Dataset entries
■ ■ ■ ■
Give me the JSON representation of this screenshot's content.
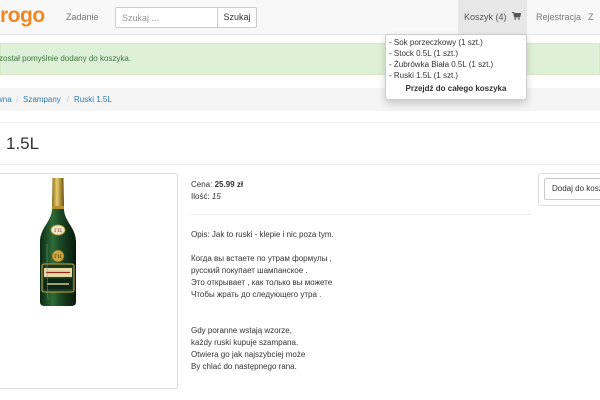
{
  "navbar": {
    "brand": "rogo",
    "task_link": "Zadanie",
    "search_placeholder": "Szukaj ...",
    "search_button": "Szukaj",
    "cart_label": "Koszyk (4)",
    "cart_icon": "shopping-cart-icon",
    "register_link": "Rejestracja",
    "login_link": "Z"
  },
  "cart_dropdown": {
    "items": [
      "- Sok porzeczkowy (1 szt.)",
      "- Stock 0.5L (1 szt.)",
      "- Żubrówka Biała 0.5L (1 szt.)",
      "- Ruski 1.5L (1 szt.)"
    ],
    "footer": "Przejdź do całego koszyka"
  },
  "alert": {
    "message": "został pomyślnie dodany do koszyka."
  },
  "breadcrumb": {
    "items": [
      "wna",
      "Szampany",
      "Ruski 1.5L"
    ],
    "separator": "/"
  },
  "product": {
    "title": " 1.5L",
    "price_label": "Cena:",
    "price_value": "25.99 zł",
    "qty_label": "Ilość:",
    "qty_value": "15",
    "description_lines": [
      "Opis: Jak to ruski - klepie i nic poza tym.",
      "",
      "Когда вы встаете по утрам формулы ,",
      "русский покупает шампанское .",
      "Это открывает , как только вы можете",
      "Чтобы жрать до следующего утра .",
      "",
      "",
      "Gdy poranne wstają wzorze,",
      "każdy ruski kupuje szampana.",
      "Otwiera go jak najszybciej może",
      "By chlać do następnego rana."
    ],
    "add_button": "Dodaj do koszyka"
  },
  "colors": {
    "brand": "#f0871f",
    "alert_bg": "#dff0d8",
    "alert_text": "#3c763d",
    "link": "#337ab7"
  }
}
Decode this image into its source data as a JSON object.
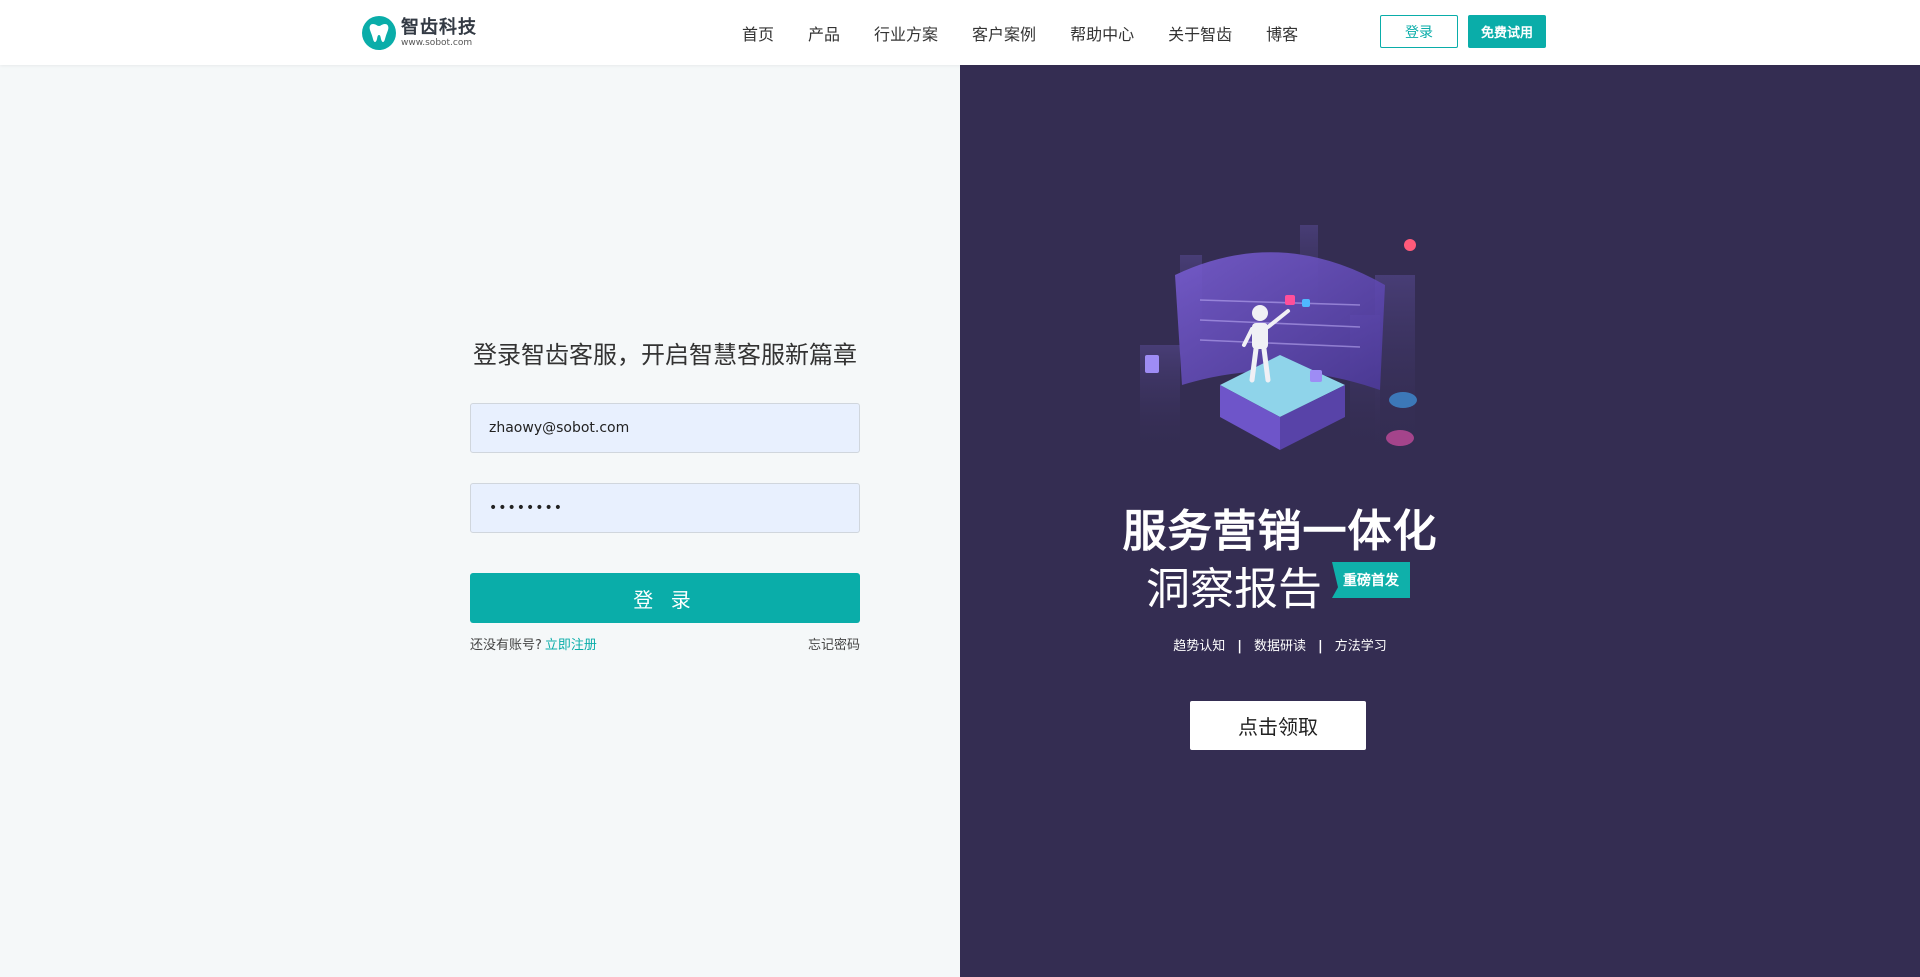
{
  "header": {
    "logo": {
      "name": "智齿科技",
      "url": "www.sobot.com",
      "icon": "tooth-icon"
    },
    "nav": [
      "首页",
      "产品",
      "行业方案",
      "客户案例",
      "帮助中心",
      "关于智齿",
      "博客"
    ],
    "login_label": "登录",
    "trial_label": "免费试用"
  },
  "login": {
    "title": "登录智齿客服，开启智慧客服新篇章",
    "email_value": "zhaowy@sobot.com",
    "password_value": "••••••••",
    "submit_label": "登 录",
    "no_account_text": "还没有账号?",
    "register_label": "立即注册",
    "forgot_label": "忘记密码"
  },
  "promo": {
    "title_line1": "服务营销一体化",
    "title_line2": "洞察报告",
    "badge": "重磅首发",
    "tags": [
      "趋势认知",
      "数据研读",
      "方法学习"
    ],
    "tag_separator": "|",
    "cta_label": "点击领取"
  },
  "colors": {
    "accent": "#0aada9",
    "promo_background": "#342d52",
    "page_background": "#f5f8f9",
    "input_background": "#e8f0fe"
  }
}
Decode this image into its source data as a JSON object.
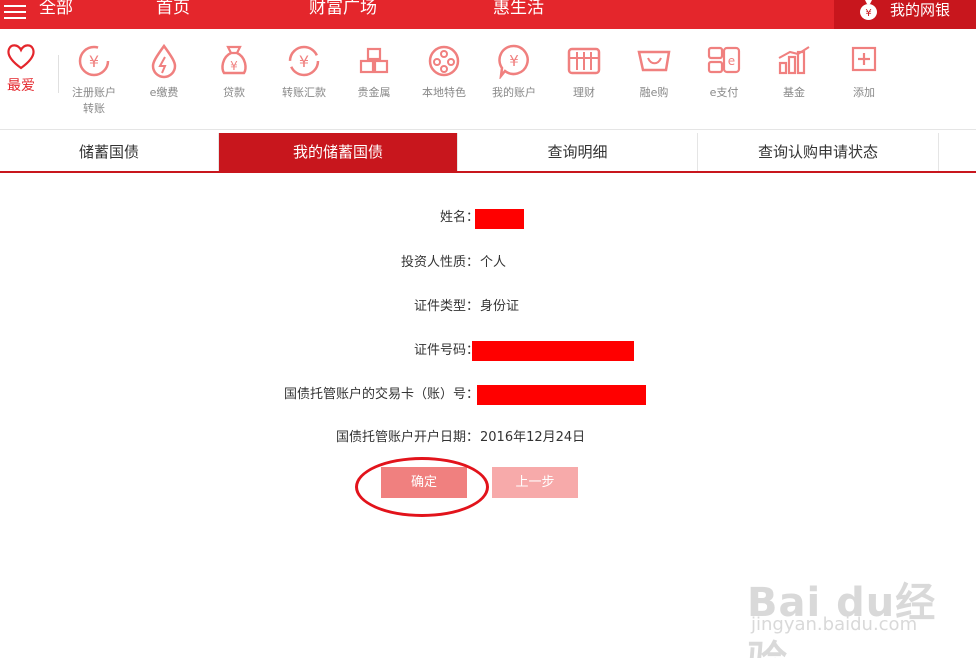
{
  "nav": {
    "all": "全部",
    "home": "首页",
    "wealth": "财富广场",
    "life": "惠生活",
    "mybank": "我的网银"
  },
  "toolbar": {
    "fav_label": "最爱",
    "items": [
      {
        "label": "注册账户\n转账",
        "icon": "register-transfer-icon"
      },
      {
        "label": "e缴费",
        "icon": "e-payment-icon"
      },
      {
        "label": "贷款",
        "icon": "loan-icon"
      },
      {
        "label": "转账汇款",
        "icon": "transfer-icon"
      },
      {
        "label": "贵金属",
        "icon": "precious-metal-icon"
      },
      {
        "label": "本地特色",
        "icon": "local-feature-icon"
      },
      {
        "label": "我的账户",
        "icon": "my-account-icon"
      },
      {
        "label": "理财",
        "icon": "wealth-management-icon"
      },
      {
        "label": "融e购",
        "icon": "e-shop-icon"
      },
      {
        "label": "e支付",
        "icon": "e-pay-icon"
      },
      {
        "label": "基金",
        "icon": "fund-icon"
      },
      {
        "label": "添加",
        "icon": "add-icon"
      }
    ]
  },
  "tabs": [
    {
      "label": "储蓄国债",
      "active": false
    },
    {
      "label": "我的储蓄国债",
      "active": true
    },
    {
      "label": "查询明细",
      "active": false
    },
    {
      "label": "查询认购申请状态",
      "active": false
    }
  ],
  "form": {
    "name_label": "姓名：",
    "investor_type_label": "投资人性质：",
    "investor_type_value": "个人",
    "id_type_label": "证件类型：",
    "id_type_value": "身份证",
    "id_number_label": "证件号码：",
    "trading_card_label": "国债托管账户的交易卡（账）号：",
    "open_date_label": "国债托管账户开户日期：",
    "open_date_value": "2016年12月24日"
  },
  "buttons": {
    "confirm": "确定",
    "previous": "上一步"
  },
  "watermark": {
    "brand": "Bai du经验",
    "url": "jingyan.baidu.com"
  },
  "colors": {
    "brand_red": "#e4262c",
    "dark_red": "#c8161d",
    "redaction": "#ff0000"
  }
}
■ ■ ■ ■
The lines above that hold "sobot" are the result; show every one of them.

      "url": "www.sobot.com",
    "email_value": "zhaowy@sobot.com",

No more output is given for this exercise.